Extracted information —
▬▬▬▬▬▬

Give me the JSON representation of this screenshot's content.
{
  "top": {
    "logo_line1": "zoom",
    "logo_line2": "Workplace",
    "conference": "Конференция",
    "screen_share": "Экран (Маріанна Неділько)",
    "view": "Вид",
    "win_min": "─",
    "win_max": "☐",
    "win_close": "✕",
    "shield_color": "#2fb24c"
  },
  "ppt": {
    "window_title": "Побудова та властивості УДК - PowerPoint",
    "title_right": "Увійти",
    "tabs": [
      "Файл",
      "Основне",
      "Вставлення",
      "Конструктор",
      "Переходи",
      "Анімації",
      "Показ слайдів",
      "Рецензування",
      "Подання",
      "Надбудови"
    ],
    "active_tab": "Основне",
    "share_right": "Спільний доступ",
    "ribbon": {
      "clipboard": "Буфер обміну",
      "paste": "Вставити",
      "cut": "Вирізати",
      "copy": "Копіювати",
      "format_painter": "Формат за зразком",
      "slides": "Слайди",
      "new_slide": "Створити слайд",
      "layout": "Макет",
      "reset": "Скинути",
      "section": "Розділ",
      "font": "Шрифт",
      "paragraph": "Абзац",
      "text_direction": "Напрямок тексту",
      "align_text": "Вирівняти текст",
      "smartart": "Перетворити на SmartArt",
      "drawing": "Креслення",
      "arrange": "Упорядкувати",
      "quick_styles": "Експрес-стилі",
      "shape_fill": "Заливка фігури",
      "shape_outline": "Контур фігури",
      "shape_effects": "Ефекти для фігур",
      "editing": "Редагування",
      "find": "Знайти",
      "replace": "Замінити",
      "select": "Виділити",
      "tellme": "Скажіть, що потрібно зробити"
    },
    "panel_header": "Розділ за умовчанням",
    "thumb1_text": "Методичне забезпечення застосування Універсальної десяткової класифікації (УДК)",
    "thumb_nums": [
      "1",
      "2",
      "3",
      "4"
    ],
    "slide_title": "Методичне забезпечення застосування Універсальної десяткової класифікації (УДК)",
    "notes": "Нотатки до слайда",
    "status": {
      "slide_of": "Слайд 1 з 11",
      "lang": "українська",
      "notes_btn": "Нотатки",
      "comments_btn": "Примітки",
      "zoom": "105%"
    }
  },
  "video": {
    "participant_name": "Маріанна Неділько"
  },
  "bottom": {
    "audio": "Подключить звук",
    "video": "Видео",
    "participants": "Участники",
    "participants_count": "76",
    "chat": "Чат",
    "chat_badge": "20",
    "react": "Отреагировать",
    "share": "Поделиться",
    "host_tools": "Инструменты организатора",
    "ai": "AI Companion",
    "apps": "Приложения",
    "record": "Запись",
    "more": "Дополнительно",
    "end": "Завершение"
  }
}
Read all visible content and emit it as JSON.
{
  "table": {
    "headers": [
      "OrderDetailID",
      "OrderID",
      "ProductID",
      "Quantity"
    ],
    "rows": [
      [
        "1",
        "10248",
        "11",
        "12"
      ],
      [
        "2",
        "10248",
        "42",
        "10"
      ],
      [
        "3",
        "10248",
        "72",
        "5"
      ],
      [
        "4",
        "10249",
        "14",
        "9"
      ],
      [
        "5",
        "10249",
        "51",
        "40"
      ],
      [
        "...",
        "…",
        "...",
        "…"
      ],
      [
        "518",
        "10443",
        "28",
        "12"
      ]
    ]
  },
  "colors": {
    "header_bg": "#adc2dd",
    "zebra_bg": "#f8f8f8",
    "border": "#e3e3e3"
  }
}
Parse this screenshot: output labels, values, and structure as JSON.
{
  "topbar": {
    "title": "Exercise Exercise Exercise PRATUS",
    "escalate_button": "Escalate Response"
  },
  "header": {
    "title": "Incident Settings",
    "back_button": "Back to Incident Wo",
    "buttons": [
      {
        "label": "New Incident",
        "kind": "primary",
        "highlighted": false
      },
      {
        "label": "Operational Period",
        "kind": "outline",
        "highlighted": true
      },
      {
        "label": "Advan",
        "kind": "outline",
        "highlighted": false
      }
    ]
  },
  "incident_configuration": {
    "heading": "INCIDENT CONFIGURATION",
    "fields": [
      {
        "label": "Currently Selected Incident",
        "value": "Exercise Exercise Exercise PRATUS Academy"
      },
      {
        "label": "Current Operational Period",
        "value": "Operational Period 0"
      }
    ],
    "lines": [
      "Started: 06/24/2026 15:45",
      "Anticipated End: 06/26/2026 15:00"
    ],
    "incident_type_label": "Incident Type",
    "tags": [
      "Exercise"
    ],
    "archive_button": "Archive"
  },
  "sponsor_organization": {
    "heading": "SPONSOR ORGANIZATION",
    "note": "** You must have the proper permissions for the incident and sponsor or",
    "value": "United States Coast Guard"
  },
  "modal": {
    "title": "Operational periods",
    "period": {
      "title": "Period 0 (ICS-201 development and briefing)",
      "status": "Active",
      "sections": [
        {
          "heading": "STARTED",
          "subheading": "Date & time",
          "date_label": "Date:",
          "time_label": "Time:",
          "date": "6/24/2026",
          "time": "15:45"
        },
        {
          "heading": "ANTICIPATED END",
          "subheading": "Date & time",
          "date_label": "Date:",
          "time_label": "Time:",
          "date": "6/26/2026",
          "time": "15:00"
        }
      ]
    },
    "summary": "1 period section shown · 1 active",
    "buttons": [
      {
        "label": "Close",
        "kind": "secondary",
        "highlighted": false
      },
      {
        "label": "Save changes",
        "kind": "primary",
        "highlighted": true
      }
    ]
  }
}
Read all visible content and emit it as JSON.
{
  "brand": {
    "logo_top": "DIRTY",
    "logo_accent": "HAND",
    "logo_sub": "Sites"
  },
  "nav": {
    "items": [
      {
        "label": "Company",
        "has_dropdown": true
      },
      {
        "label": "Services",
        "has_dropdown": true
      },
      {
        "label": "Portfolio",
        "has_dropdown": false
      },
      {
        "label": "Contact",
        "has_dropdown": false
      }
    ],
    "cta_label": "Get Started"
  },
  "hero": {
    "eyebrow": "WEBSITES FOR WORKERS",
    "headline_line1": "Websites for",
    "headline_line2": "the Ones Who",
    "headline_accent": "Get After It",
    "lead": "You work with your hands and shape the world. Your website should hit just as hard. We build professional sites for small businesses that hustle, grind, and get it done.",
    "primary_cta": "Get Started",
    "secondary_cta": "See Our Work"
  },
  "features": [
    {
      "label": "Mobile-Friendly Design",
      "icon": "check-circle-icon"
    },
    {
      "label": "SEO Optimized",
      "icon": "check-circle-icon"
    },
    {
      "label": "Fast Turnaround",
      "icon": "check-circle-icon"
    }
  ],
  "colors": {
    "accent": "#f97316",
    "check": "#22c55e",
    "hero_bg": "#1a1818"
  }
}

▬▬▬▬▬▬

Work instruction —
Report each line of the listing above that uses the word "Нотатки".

Answer below —
    "notes": "Нотатки до слайда",
      "notes_btn": "Нотатки",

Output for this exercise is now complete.